The government aims to stem the decline in public spending, restore macroeconomic stability, and strengthen the fiscal position. This, in turn, is expected to create space to increase spending on investment and priority social areas, including health and education, which is needed to improve social conditions.

With a view to protecting the poor, including at a time when resources are scarce, the ECF includes quarterly floors on spending in social sectors. The targets aim to steadily increase the share of total spending allocated to social needs.

The issue of corruption is one that a lot of countries are grappling with, particularly low-income and developing countries. How is Chad addressing its governance issues?

There is significant room to improve governance in Chad and reduce the scope for corruption. The government recognizes the importance of reforms in this area to help restore macroeconomic stability and support inclusive growth.

The IMF and other partners aim to support the ongoing efforts to increase transparency, including in the reporting of oil revenues; improve public financial management; and strengthen tax and customs administration. In addition, the recent ratification of the United Nations Convention Against Corruption represents an important step that should be followed by other measures to reduce corruption and improve the business climate.

What is next for Chad?

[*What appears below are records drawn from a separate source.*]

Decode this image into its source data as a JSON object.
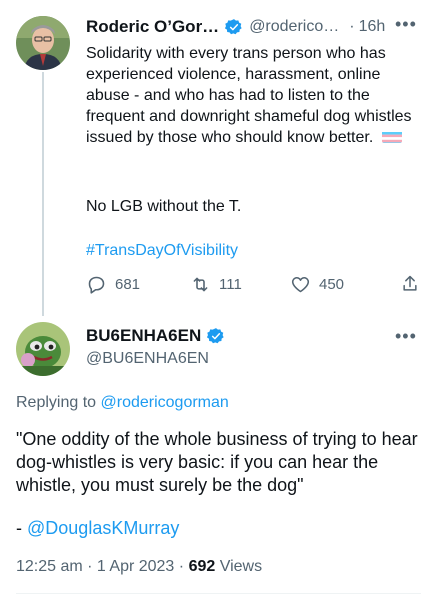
{
  "parent_tweet": {
    "display_name": "Roderic O’Gor…",
    "handle": "@roderico…",
    "separator": "·",
    "time": "16h",
    "text": "Solidarity with every trans person who has experienced violence, harassment, online abuse - and who has had to listen to the frequent and downright shameful dog whistles issued by those who should know better.",
    "text2": "No LGB without the T.",
    "hashtag": "#TransDayOfVisibility",
    "replies": "681",
    "retweets": "111",
    "likes": "450"
  },
  "main_tweet": {
    "display_name": "BU6ENHA6EN",
    "handle": "@BU6ENHA6EN",
    "replying_prefix": "Replying to",
    "replying_to": "@rodericogorman",
    "quote": "\"One oddity of the whole business of trying to hear dog-whistles is very basic: if you can hear the whistle, you must surely be the dog\"",
    "attribution_prefix": "-",
    "attribution": "@DouglasKMurray",
    "timestamp": "12:25 am · 1 Apr 2023 ·",
    "views_count": "692",
    "views_label": "Views"
  },
  "colors": {
    "accent": "#1d9bf0",
    "muted": "#536471",
    "text": "#0f1419",
    "divider": "#eff3f4"
  },
  "icons": [
    "verified-badge-icon",
    "trans-flag-icon",
    "reply-icon",
    "retweet-icon",
    "like-icon",
    "share-icon",
    "more-icon"
  ]
}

Despite strong progress in the economy and support from the international community, significant risks and vulnerabilities remain: non-oil economic activity has yet to recover and development needs are very large. Determined efforts by the government on a wide range of fronts, along with continued financial and technical support from Chad’s external partners, are needed to leverage the emerging signs of stabilization and achieve durable and inclusive growth. Sustaining fiscal prudence, strengthening the banking sector, and improving the climate for private sector activity are key in this regard.